Supplied material Block Start

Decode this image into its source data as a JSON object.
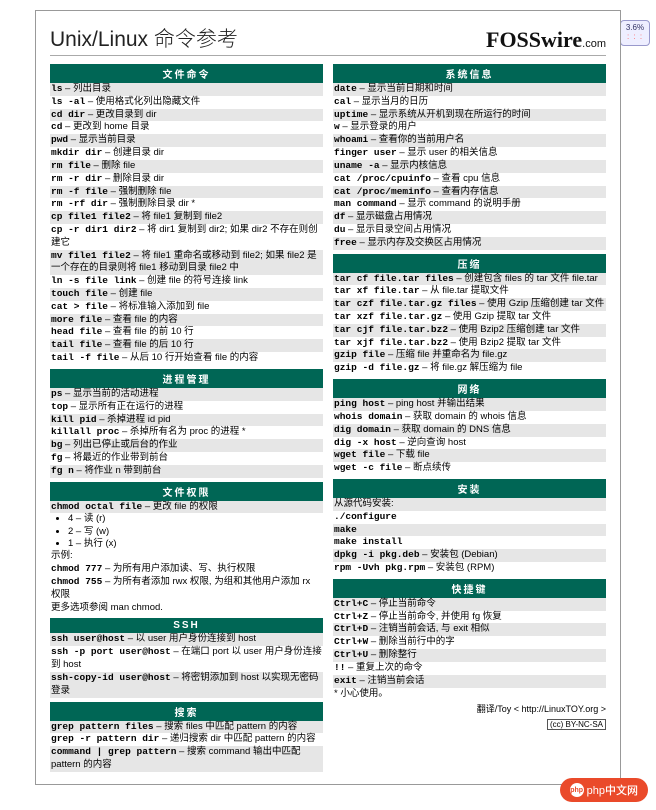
{
  "zoom": "3.6%",
  "title": "Unix/Linux 命令参考",
  "brand": "FOSSwire",
  "brand_suffix": ".com",
  "left": [
    {
      "h": "文件命令",
      "rows": [
        {
          "c": "ls",
          "d": "– 列出目录"
        },
        {
          "c": "ls -al",
          "d": "– 使用格式化列出隐藏文件"
        },
        {
          "c": "cd dir",
          "d": "– 更改目录到 dir"
        },
        {
          "c": "cd",
          "d": "– 更改到 home 目录"
        },
        {
          "c": "pwd",
          "d": "– 显示当前目录"
        },
        {
          "c": "mkdir dir",
          "d": "– 创建目录 dir"
        },
        {
          "c": "rm file",
          "d": "– 删除 file"
        },
        {
          "c": "rm -r dir",
          "d": "– 删除目录 dir"
        },
        {
          "c": "rm -f file",
          "d": "– 强制删除 file"
        },
        {
          "c": "rm -rf dir",
          "d": "– 强制删除目录 dir *"
        },
        {
          "c": "cp file1 file2",
          "d": "– 将 file1 复制到 file2"
        },
        {
          "c": "cp -r dir1 dir2",
          "d": "– 将 dir1 复制到 dir2; 如果 dir2 不存在则创建它"
        },
        {
          "c": "mv file1 file2",
          "d": "– 将 file1 重命名或移动到 file2; 如果 file2 是一个存在的目录则将 file1 移动到目录 file2 中"
        },
        {
          "c": "ln -s file link",
          "d": "– 创建 file 的符号连接 link"
        },
        {
          "c": "touch file",
          "d": "– 创建 file"
        },
        {
          "c": "cat > file",
          "d": "– 将标准输入添加到 file"
        },
        {
          "c": "more file",
          "d": "– 查看 file 的内容"
        },
        {
          "c": "head file",
          "d": "– 查看 file 的前 10 行"
        },
        {
          "c": "tail file",
          "d": "– 查看 file 的后 10 行"
        },
        {
          "c": "tail -f file",
          "d": "– 从后 10 行开始查看 file 的内容"
        }
      ]
    },
    {
      "h": "进程管理",
      "rows": [
        {
          "c": "ps",
          "d": "– 显示当前的活动进程"
        },
        {
          "c": "top",
          "d": "– 显示所有正在运行的进程"
        },
        {
          "c": "kill pid",
          "d": "– 杀掉进程 id pid"
        },
        {
          "c": "killall proc",
          "d": "– 杀掉所有名为 proc 的进程 *"
        },
        {
          "c": "bg",
          "d": "– 列出已停止或后台的作业"
        },
        {
          "c": "fg",
          "d": "– 将最近的作业带到前台"
        },
        {
          "c": "fg n",
          "d": "– 将作业 n 带到前台"
        }
      ]
    },
    {
      "h": "文件权限",
      "rows": [
        {
          "c": "chmod octal file",
          "d": "– 更改 file 的权限"
        }
      ],
      "perms": [
        "4 – 读 (r)",
        "2 – 写 (w)",
        "1 – 执行 (x)"
      ],
      "extra": [
        {
          "c": "",
          "d": "示例:"
        },
        {
          "c": "chmod 777",
          "d": "– 为所有用户添加读、写、执行权限"
        },
        {
          "c": "chmod 755",
          "d": "– 为所有者添加 rwx 权限, 为组和其他用户添加 rx 权限"
        },
        {
          "c": "",
          "d": "更多选项参阅 man chmod."
        }
      ]
    },
    {
      "h": "SSH",
      "rows": [
        {
          "c": "ssh user@host",
          "d": "– 以 user 用户身份连接到 host"
        },
        {
          "c": "ssh -p port user@host",
          "d": "– 在端口 port 以 user 用户身份连接到 host"
        },
        {
          "c": "ssh-copy-id user@host",
          "d": "– 将密钥添加到 host 以实现无密码登录"
        }
      ]
    },
    {
      "h": "搜索",
      "rows": [
        {
          "c": "grep pattern files",
          "d": "– 搜索 files 中匹配 pattern 的内容"
        },
        {
          "c": "grep -r pattern dir",
          "d": "– 递归搜索 dir 中匹配 pattern 的内容"
        },
        {
          "c": "command | grep pattern",
          "d": "– 搜索 command 输出中匹配 pattern 的内容"
        }
      ]
    }
  ],
  "right": [
    {
      "h": "系统信息",
      "rows": [
        {
          "c": "date",
          "d": "– 显示当前日期和时间"
        },
        {
          "c": "cal",
          "d": "– 显示当月的日历"
        },
        {
          "c": "uptime",
          "d": "– 显示系统从开机到现在所运行的时间"
        },
        {
          "c": "w",
          "d": "– 显示登录的用户"
        },
        {
          "c": "whoami",
          "d": "– 查看你的当前用户名"
        },
        {
          "c": "finger user",
          "d": "– 显示 user 的相关信息"
        },
        {
          "c": "uname -a",
          "d": "– 显示内核信息"
        },
        {
          "c": "cat /proc/cpuinfo",
          "d": "– 查看 cpu 信息"
        },
        {
          "c": "cat /proc/meminfo",
          "d": "– 查看内存信息"
        },
        {
          "c": "man command",
          "d": "– 显示 command 的说明手册"
        },
        {
          "c": "df",
          "d": "– 显示磁盘占用情况"
        },
        {
          "c": "du",
          "d": "– 显示目录空间占用情况"
        },
        {
          "c": "free",
          "d": "– 显示内存及交换区占用情况"
        }
      ]
    },
    {
      "h": "压缩",
      "rows": [
        {
          "c": "tar cf file.tar files",
          "d": "– 创建包含 files 的 tar 文件 file.tar"
        },
        {
          "c": "tar xf file.tar",
          "d": "– 从 file.tar 提取文件"
        },
        {
          "c": "tar czf file.tar.gz files",
          "d": "– 使用 Gzip 压缩创建 tar 文件"
        },
        {
          "c": "tar xzf file.tar.gz",
          "d": "– 使用 Gzip 提取 tar 文件"
        },
        {
          "c": "tar cjf file.tar.bz2",
          "d": "– 使用 Bzip2 压缩创建 tar 文件"
        },
        {
          "c": "tar xjf file.tar.bz2",
          "d": "– 使用 Bzip2 提取 tar 文件"
        },
        {
          "c": "gzip file",
          "d": "– 压缩 file 并重命名为 file.gz"
        },
        {
          "c": "gzip -d file.gz",
          "d": "– 将 file.gz 解压缩为 file"
        }
      ]
    },
    {
      "h": "网络",
      "rows": [
        {
          "c": "ping host",
          "d": "– ping host 并输出结果"
        },
        {
          "c": "whois domain",
          "d": "– 获取 domain 的 whois 信息"
        },
        {
          "c": "dig domain",
          "d": "– 获取 domain 的 DNS 信息"
        },
        {
          "c": "dig -x host",
          "d": "– 逆向查询 host"
        },
        {
          "c": "wget file",
          "d": "– 下载 file"
        },
        {
          "c": "wget -c file",
          "d": "– 断点续传"
        }
      ]
    },
    {
      "h": "安装",
      "rows": [
        {
          "c": "",
          "d": "从源代码安装:"
        },
        {
          "c": "./configure",
          "d": ""
        },
        {
          "c": "make",
          "d": ""
        },
        {
          "c": "make install",
          "d": ""
        },
        {
          "c": "dpkg -i pkg.deb",
          "d": "– 安装包 (Debian)"
        },
        {
          "c": "rpm -Uvh pkg.rpm",
          "d": "– 安装包 (RPM)"
        }
      ]
    },
    {
      "h": "快捷键",
      "rows": [
        {
          "c": "Ctrl+C",
          "d": "– 停止当前命令"
        },
        {
          "c": "Ctrl+Z",
          "d": "– 停止当前命令, 并使用 fg 恢复"
        },
        {
          "c": "Ctrl+D",
          "d": "– 注销当前会话, 与 exit 相似"
        },
        {
          "c": "Ctrl+W",
          "d": "– 删除当前行中的字"
        },
        {
          "c": "Ctrl+U",
          "d": "– 删除整行"
        },
        {
          "c": "!!",
          "d": "– 重复上次的命令"
        },
        {
          "c": "exit",
          "d": "– 注销当前会话"
        }
      ]
    }
  ],
  "footnote": "* 小心使用。",
  "translator": "翻译/Toy < http://LinuxTOY.org >",
  "cc": "(cc) BY-NC-SA",
  "watermark": "php中文网"
}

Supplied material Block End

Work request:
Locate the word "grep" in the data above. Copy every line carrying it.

Solution:
          "c": "grep pattern files",
          "c": "grep -r pattern dir",
          "c": "command | grep pattern",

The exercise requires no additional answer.